### Aim of the task
What you return should match the entries below exactly, only without the images.

### Input data
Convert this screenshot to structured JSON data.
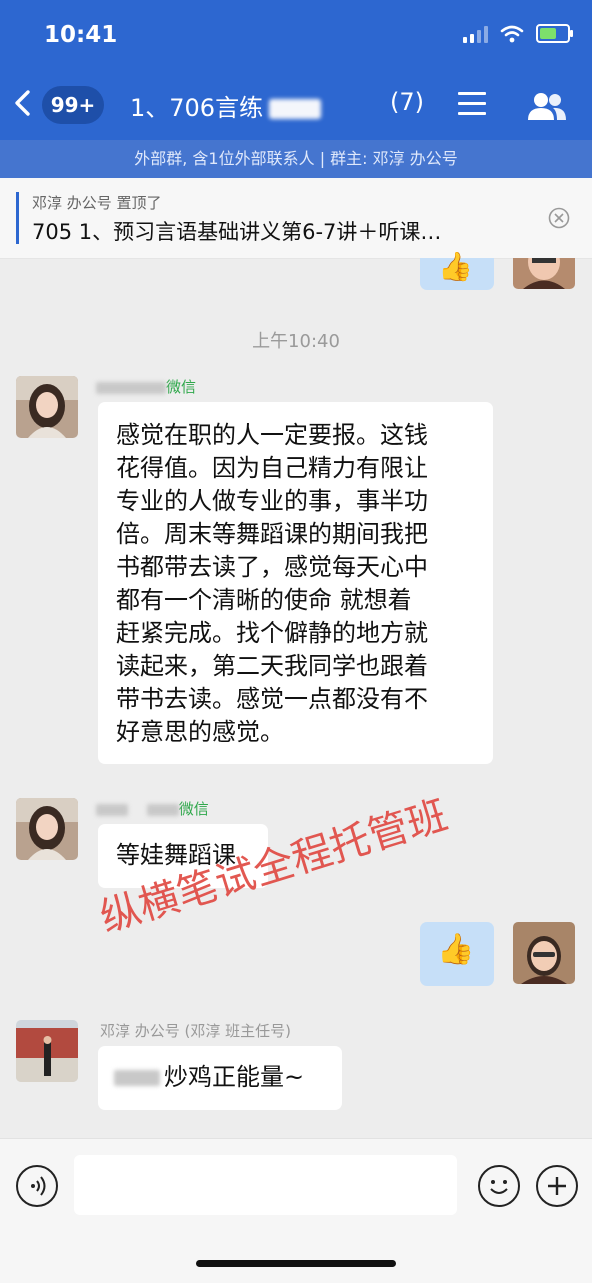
{
  "status_bar": {
    "time": "10:41"
  },
  "nav": {
    "back_icon": "chevron-left-icon",
    "unread_badge": "99+",
    "title": "1、706言练",
    "member_count": "(7)",
    "menu_icon": "hamburger-icon",
    "members_icon": "group-members-icon"
  },
  "subtitle": "外部群, 含1位外部联系人 | 群主: 邓淳 办公号",
  "pinned": {
    "who": "邓淳 办公号 置顶了",
    "text": "705 1、预习言语基础讲义第6-7讲＋听课…"
  },
  "time_separator": "上午10:40",
  "messages": [
    {
      "tag": "微信",
      "text": "感觉在职的人一定要报。这钱花得值。因为自己精力有限让专业的人做专业的事，事半功倍。周末等舞蹈课的期间我把书都带去读了，感觉每天心中都有一个清晰的使命 就想着赶紧完成。找个僻静的地方就读起来，第二天我同学也跟着带书去读。感觉一点都没有不好意思的感觉。",
      "lines": [
        "感觉在职的人一定要报。这钱",
        "花得值。因为自己精力有限让",
        "专业的人做专业的事，事半功",
        "倍。周末等舞蹈课的期间我把",
        "书都带去读了，感觉每天心中",
        "都有一个清晰的使命 就想着",
        "赶紧完成。找个僻静的地方就",
        "读起来，第二天我同学也跟着",
        "带书去读。感觉一点都没有不",
        "好意思的感觉。"
      ]
    },
    {
      "tag": "微信",
      "text": "等娃舞蹈课"
    },
    {
      "sender": "me",
      "emoji": "👍"
    },
    {
      "name": "邓淳 办公号 (邓淳 班主任号)",
      "text": "炒鸡正能量~"
    }
  ],
  "watermark": "纵横笔试全程托管班",
  "input_bar": {
    "voice_icon": "voice-icon",
    "emoji_icon": "emoji-smile-icon",
    "plus_icon": "plus-icon"
  },
  "colors": {
    "header": "#2d67d0",
    "subbar": "#4575cf",
    "my_bubble": "#c6dff8",
    "wechat_tag": "#2fa84b"
  }
}
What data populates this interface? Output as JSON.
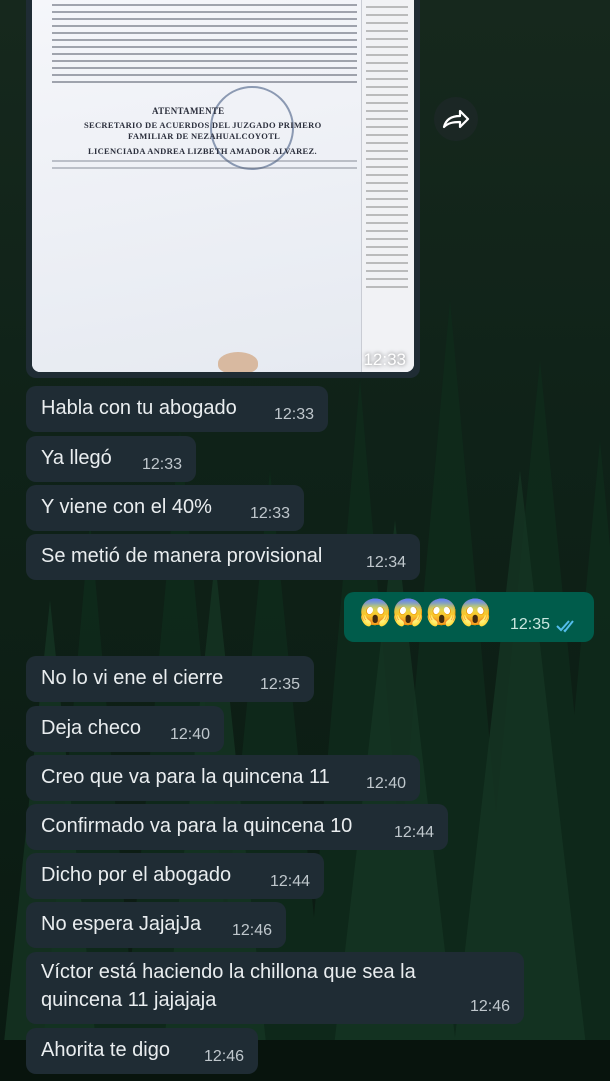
{
  "colors": {
    "incoming_bubble": "#1f2c34",
    "outgoing_bubble": "#005c4b",
    "read_ticks": "#53bdeb",
    "text": "#e9edef"
  },
  "image_message": {
    "time": "12:33",
    "document_heading": "ATENTAMENTE",
    "document_lines": [
      "SECRETARIO DE ACUERDOS DEL JUZGADO PRIMERO",
      "FAMILIAR DE NEZAHUALCOYOTL",
      "LICENCIADA ANDREA LIZBETH AMADOR ALVAREZ."
    ],
    "share_icon": "forward-arrow-icon"
  },
  "messages": [
    {
      "direction": "in",
      "text": "Habla con tu abogado",
      "time": "12:33"
    },
    {
      "direction": "in",
      "text": "Ya llegó",
      "time": "12:33"
    },
    {
      "direction": "in",
      "text": "Y viene con el 40%",
      "time": "12:33"
    },
    {
      "direction": "in",
      "text": "Se metió de manera provisional",
      "time": "12:34"
    },
    {
      "direction": "out",
      "text": "😱😱😱😱",
      "time": "12:35",
      "status": "read"
    },
    {
      "direction": "in",
      "text": "No lo vi ene el cierre",
      "time": "12:35"
    },
    {
      "direction": "in",
      "text": "Deja checo",
      "time": "12:40"
    },
    {
      "direction": "in",
      "text": "Creo que va para la quincena 11",
      "time": "12:40"
    },
    {
      "direction": "in",
      "text": "Confirmado va para la quincena 10",
      "time": "12:44"
    },
    {
      "direction": "in",
      "text": "Dicho por el abogado",
      "time": "12:44"
    },
    {
      "direction": "in",
      "text": "No espera JajajJa",
      "time": "12:46"
    },
    {
      "direction": "in",
      "text": "Víctor está haciendo la chillona que sea la quincena 11 jajajaja",
      "time": "12:46"
    },
    {
      "direction": "in",
      "text": "Ahorita te digo",
      "time": "12:46"
    }
  ]
}
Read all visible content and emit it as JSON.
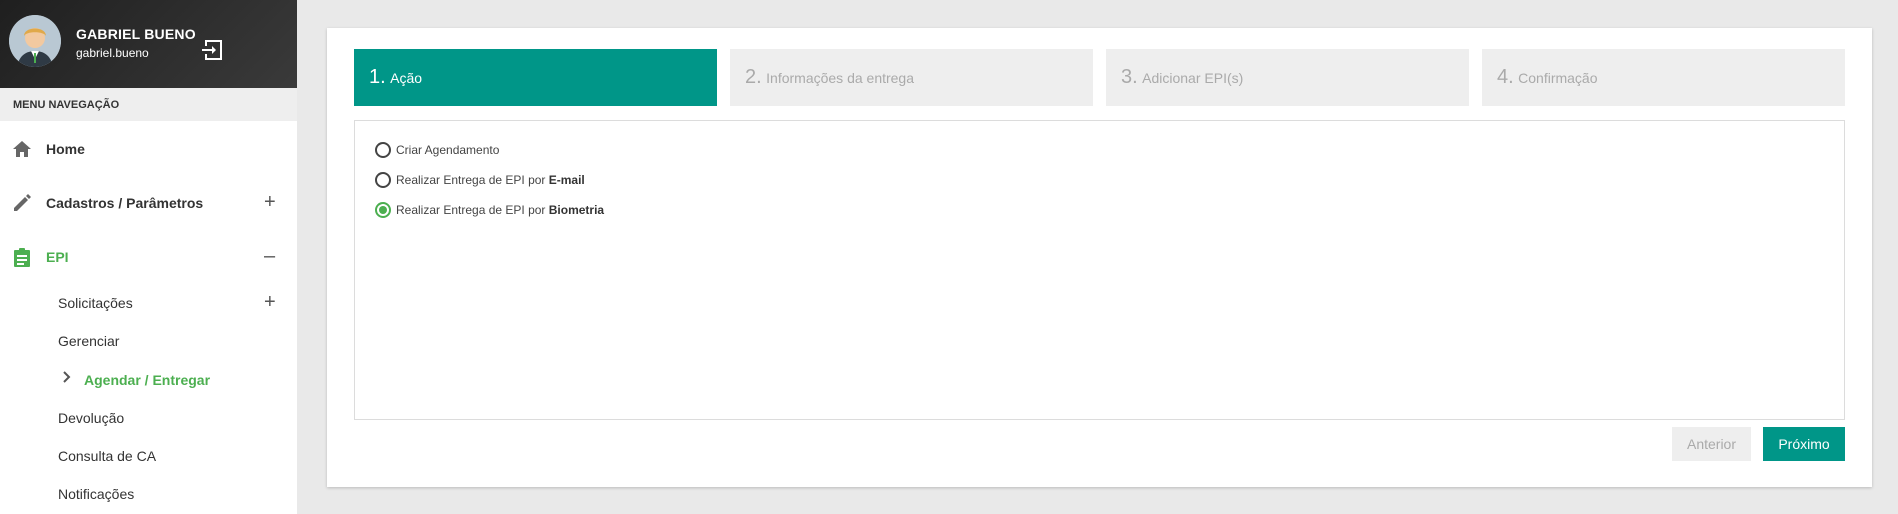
{
  "user": {
    "name": "GABRIEL BUENO",
    "login": "gabriel.bueno"
  },
  "menu": {
    "header": "MENU NAVEGAÇÃO",
    "items": [
      {
        "label": "Home",
        "icon": "home-icon",
        "toggle": ""
      },
      {
        "label": "Cadastros / Parâmetros",
        "icon": "pencil-icon",
        "toggle": "+"
      },
      {
        "label": "EPI",
        "icon": "clipboard-icon",
        "toggle": "–",
        "active": true
      }
    ],
    "epi_submenu": [
      {
        "label": "Solicitações",
        "toggle": "+"
      },
      {
        "label": "Gerenciar"
      },
      {
        "label": "Agendar / Entregar",
        "active": true
      },
      {
        "label": "Devolução"
      },
      {
        "label": "Consulta de CA"
      },
      {
        "label": "Notificações"
      }
    ]
  },
  "wizard": {
    "steps": [
      {
        "num": "1.",
        "label": "Ação",
        "active": true
      },
      {
        "num": "2.",
        "label": "Informações da entrega"
      },
      {
        "num": "3.",
        "label": "Adicionar EPI(s)"
      },
      {
        "num": "4.",
        "label": "Confirmação"
      }
    ],
    "options": [
      {
        "prefix": "Criar Agendamento",
        "bold": "",
        "checked": false
      },
      {
        "prefix": "Realizar Entrega de EPI por ",
        "bold": "E-mail",
        "checked": false
      },
      {
        "prefix": "Realizar Entrega de EPI por ",
        "bold": "Biometria",
        "checked": true
      }
    ],
    "buttons": {
      "prev": "Anterior",
      "next": "Próximo"
    }
  },
  "colors": {
    "accent": "#009688",
    "active_green": "#4caf50",
    "step_inactive": "#eeeeee"
  }
}
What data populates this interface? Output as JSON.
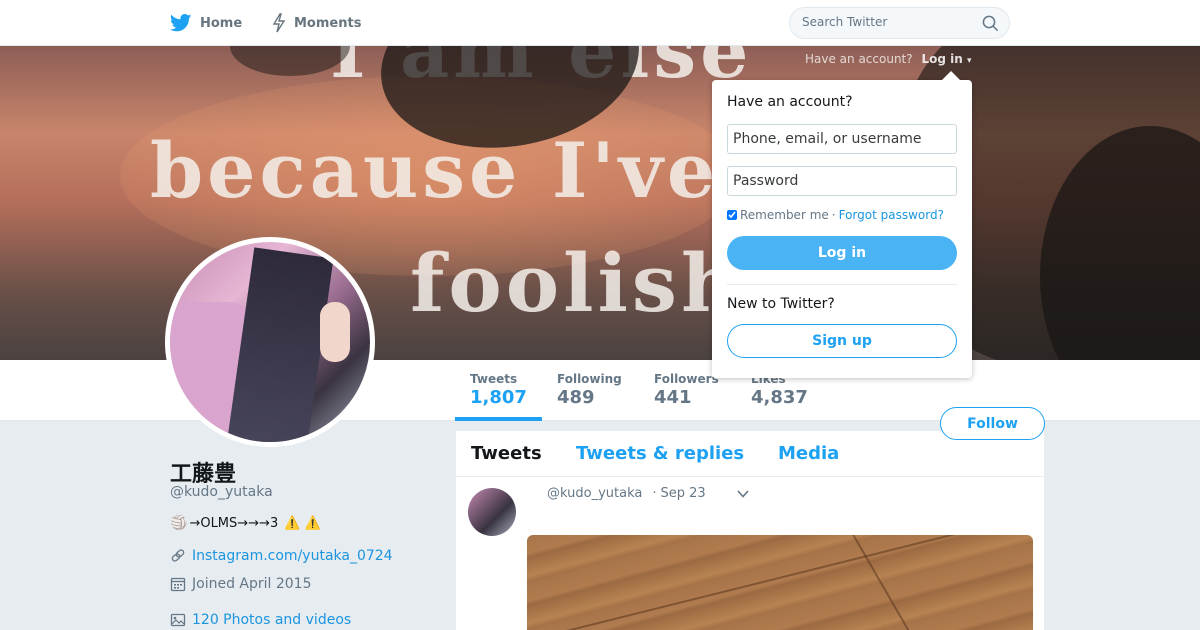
{
  "nav": {
    "home_label": "Home",
    "moments_label": "Moments",
    "search_placeholder": "Search Twitter",
    "brand_color": "#1da1f2"
  },
  "banner": {
    "line1": "I am else",
    "line2": "because I've been",
    "line3": "foolish",
    "have_account_text": "Have an account?",
    "login_link": "Log in",
    "caret": "▾"
  },
  "login_dropdown": {
    "title": "Have an account?",
    "username_placeholder": "Phone, email, or username",
    "password_placeholder": "Password",
    "remember_label": "Remember me",
    "separator": "·",
    "forgot_link": "Forgot password?",
    "login_button": "Log in",
    "new_text": "New to Twitter?",
    "signup_button": "Sign up"
  },
  "stats": [
    {
      "label": "Tweets",
      "value": "1,807",
      "active": true
    },
    {
      "label": "Following",
      "value": "489"
    },
    {
      "label": "Followers",
      "value": "441"
    },
    {
      "label": "Likes",
      "value": "4,837"
    }
  ],
  "follow_button": "Follow",
  "profile": {
    "name": "工藤豊",
    "screen_name": "@kudo_yutaka",
    "bio_emoji": "🏐",
    "bio": "→OLMS→→→3",
    "bio_warn": "⚠️ ⚠️",
    "website": "Instagram.com/yutaka_0724",
    "joined": "Joined April 2015",
    "photos": "120 Photos and videos"
  },
  "timeline": {
    "tabs": [
      "Tweets",
      "Tweets & replies",
      "Media"
    ],
    "tweet": {
      "screen_name": "@kudo_yutaka",
      "separator": "·",
      "date": "Sep 23"
    }
  }
}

### Answer to the problem
Convert this screenshot to structured JSON data.
{
  "status_bar": {
    "time": "10:41"
  },
  "nav": {
    "back_icon": "chevron-left-icon",
    "unread_badge": "99+",
    "title": "1、706言练",
    "member_count": "(7)",
    "menu_icon": "hamburger-icon",
    "members_icon": "group-members-icon"
  },
  "subtitle": "外部群, 含1位外部联系人 | 群主: 邓淳 办公号",
  "pinned": {
    "who": "邓淳 办公号 置顶了",
    "text": "705 1、预习言语基础讲义第6-7讲＋听课…"
  },
  "time_separator": "上午10:40",
  "messages": [
    {
      "tag": "微信",
      "text": "感觉在职的人一定要报。这钱花得值。因为自己精力有限让专业的人做专业的事，事半功倍。周末等舞蹈课的期间我把书都带去读了，感觉每天心中都有一个清晰的使命 就想着赶紧完成。找个僻静的地方就读起来，第二天我同学也跟着带书去读。感觉一点都没有不好意思的感觉。",
      "lines": [
        "感觉在职的人一定要报。这钱",
        "花得值。因为自己精力有限让",
        "专业的人做专业的事，事半功",
        "倍。周末等舞蹈课的期间我把",
        "书都带去读了，感觉每天心中",
        "都有一个清晰的使命 就想着",
        "赶紧完成。找个僻静的地方就",
        "读起来，第二天我同学也跟着",
        "带书去读。感觉一点都没有不",
        "好意思的感觉。"
      ]
    },
    {
      "tag": "微信",
      "text": "等娃舞蹈课"
    },
    {
      "sender": "me",
      "emoji": "👍"
    },
    {
      "name": "邓淳 办公号 (邓淳 班主任号)",
      "text": "炒鸡正能量~"
    }
  ],
  "watermark": "纵横笔试全程托管班",
  "input_bar": {
    "voice_icon": "voice-icon",
    "emoji_icon": "emoji-smile-icon",
    "plus_icon": "plus-icon"
  },
  "colors": {
    "header": "#2d67d0",
    "subbar": "#4575cf",
    "my_bubble": "#c6dff8",
    "wechat_tag": "#2fa84b"
  }
}
What data populates this interface? Output as JSON.
{
  "colors": {
    "incoming_bubble": "#1f2c34",
    "outgoing_bubble": "#005c4b",
    "read_ticks": "#53bdeb",
    "text": "#e9edef"
  },
  "image_message": {
    "time": "12:33",
    "document_heading": "ATENTAMENTE",
    "document_lines": [
      "SECRETARIO DE ACUERDOS DEL JUZGADO PRIMERO",
      "FAMILIAR DE NEZAHUALCOYOTL",
      "LICENCIADA ANDREA LIZBETH AMADOR ALVAREZ."
    ],
    "share_icon": "forward-arrow-icon"
  },
  "messages": [
    {
      "direction": "in",
      "text": "Habla con tu abogado",
      "time": "12:33"
    },
    {
      "direction": "in",
      "text": "Ya llegó",
      "time": "12:33"
    },
    {
      "direction": "in",
      "text": "Y viene con el 40%",
      "time": "12:33"
    },
    {
      "direction": "in",
      "text": "Se metió de manera provisional",
      "time": "12:34"
    },
    {
      "direction": "out",
      "text": "😱😱😱😱",
      "time": "12:35",
      "status": "read"
    },
    {
      "direction": "in",
      "text": "No lo vi ene el cierre",
      "time": "12:35"
    },
    {
      "direction": "in",
      "text": "Deja checo",
      "time": "12:40"
    },
    {
      "direction": "in",
      "text": "Creo que va para la quincena 11",
      "time": "12:40"
    },
    {
      "direction": "in",
      "text": "Confirmado va para la quincena 10",
      "time": "12:44"
    },
    {
      "direction": "in",
      "text": "Dicho por el abogado",
      "time": "12:44"
    },
    {
      "direction": "in",
      "text": "No espera JajajJa",
      "time": "12:46"
    },
    {
      "direction": "in",
      "text": "Víctor está haciendo la chillona que sea la quincena 11 jajajaja",
      "time": "12:46"
    },
    {
      "direction": "in",
      "text": "Ahorita te digo",
      "time": "12:46"
    }
  ]
}
Read all visible content and emit it as JSON.
{
  "user": {
    "name": "GABRIEL BUENO",
    "login": "gabriel.bueno"
  },
  "menu": {
    "header": "MENU NAVEGAÇÃO",
    "items": [
      {
        "label": "Home",
        "icon": "home-icon",
        "toggle": ""
      },
      {
        "label": "Cadastros / Parâmetros",
        "icon": "pencil-icon",
        "toggle": "+"
      },
      {
        "label": "EPI",
        "icon": "clipboard-icon",
        "toggle": "–",
        "active": true
      }
    ],
    "epi_submenu": [
      {
        "label": "Solicitações",
        "toggle": "+"
      },
      {
        "label": "Gerenciar"
      },
      {
        "label": "Agendar / Entregar",
        "active": true
      },
      {
        "label": "Devolução"
      },
      {
        "label": "Consulta de CA"
      },
      {
        "label": "Notificações"
      }
    ]
  },
  "wizard": {
    "steps": [
      {
        "num": "1.",
        "label": "Ação",
        "active": true
      },
      {
        "num": "2.",
        "label": "Informações da entrega"
      },
      {
        "num": "3.",
        "label": "Adicionar EPI(s)"
      },
      {
        "num": "4.",
        "label": "Confirmação"
      }
    ],
    "options": [
      {
        "prefix": "Criar Agendamento",
        "bold": "",
        "checked": false
      },
      {
        "prefix": "Realizar Entrega de EPI por ",
        "bold": "E-mail",
        "checked": false
      },
      {
        "prefix": "Realizar Entrega de EPI por ",
        "bold": "Biometria",
        "checked": true
      }
    ],
    "buttons": {
      "prev": "Anterior",
      "next": "Próximo"
    }
  },
  "colors": {
    "accent": "#009688",
    "active_green": "#4caf50",
    "step_inactive": "#eeeeee"
  }
}
What data populates this interface? Output as JSON.
{
  "nav": {
    "home_label": "Home",
    "moments_label": "Moments",
    "search_placeholder": "Search Twitter",
    "brand_color": "#1da1f2"
  },
  "banner": {
    "line1": "I am else",
    "line2": "because I've been",
    "line3": "foolish",
    "have_account_text": "Have an account?",
    "login_link": "Log in",
    "caret": "▾"
  },
  "login_dropdown": {
    "title": "Have an account?",
    "username_placeholder": "Phone, email, or username",
    "password_placeholder": "Password",
    "remember_label": "Remember me",
    "separator": "·",
    "forgot_link": "Forgot password?",
    "login_button": "Log in",
    "new_text": "New to Twitter?",
    "signup_button": "Sign up"
  },
  "stats": [
    {
      "label": "Tweets",
      "value": "1,807",
      "active": true
    },
    {
      "label": "Following",
      "value": "489"
    },
    {
      "label": "Followers",
      "value": "441"
    },
    {
      "label": "Likes",
      "value": "4,837"
    }
  ],
  "follow_button": "Follow",
  "profile": {
    "name": "工藤豊",
    "screen_name": "@kudo_yutaka",
    "bio_emoji": "🏐",
    "bio": "→OLMS→→→3",
    "bio_warn": "⚠️ ⚠️",
    "website": "Instagram.com/yutaka_0724",
    "joined": "Joined April 2015",
    "photos": "120 Photos and videos"
  },
  "timeline": {
    "tabs": [
      "Tweets",
      "Tweets & replies",
      "Media"
    ],
    "tweet": {
      "screen_name": "@kudo_yutaka",
      "separator": "·",
      "date": "Sep 23"
    }
  }
}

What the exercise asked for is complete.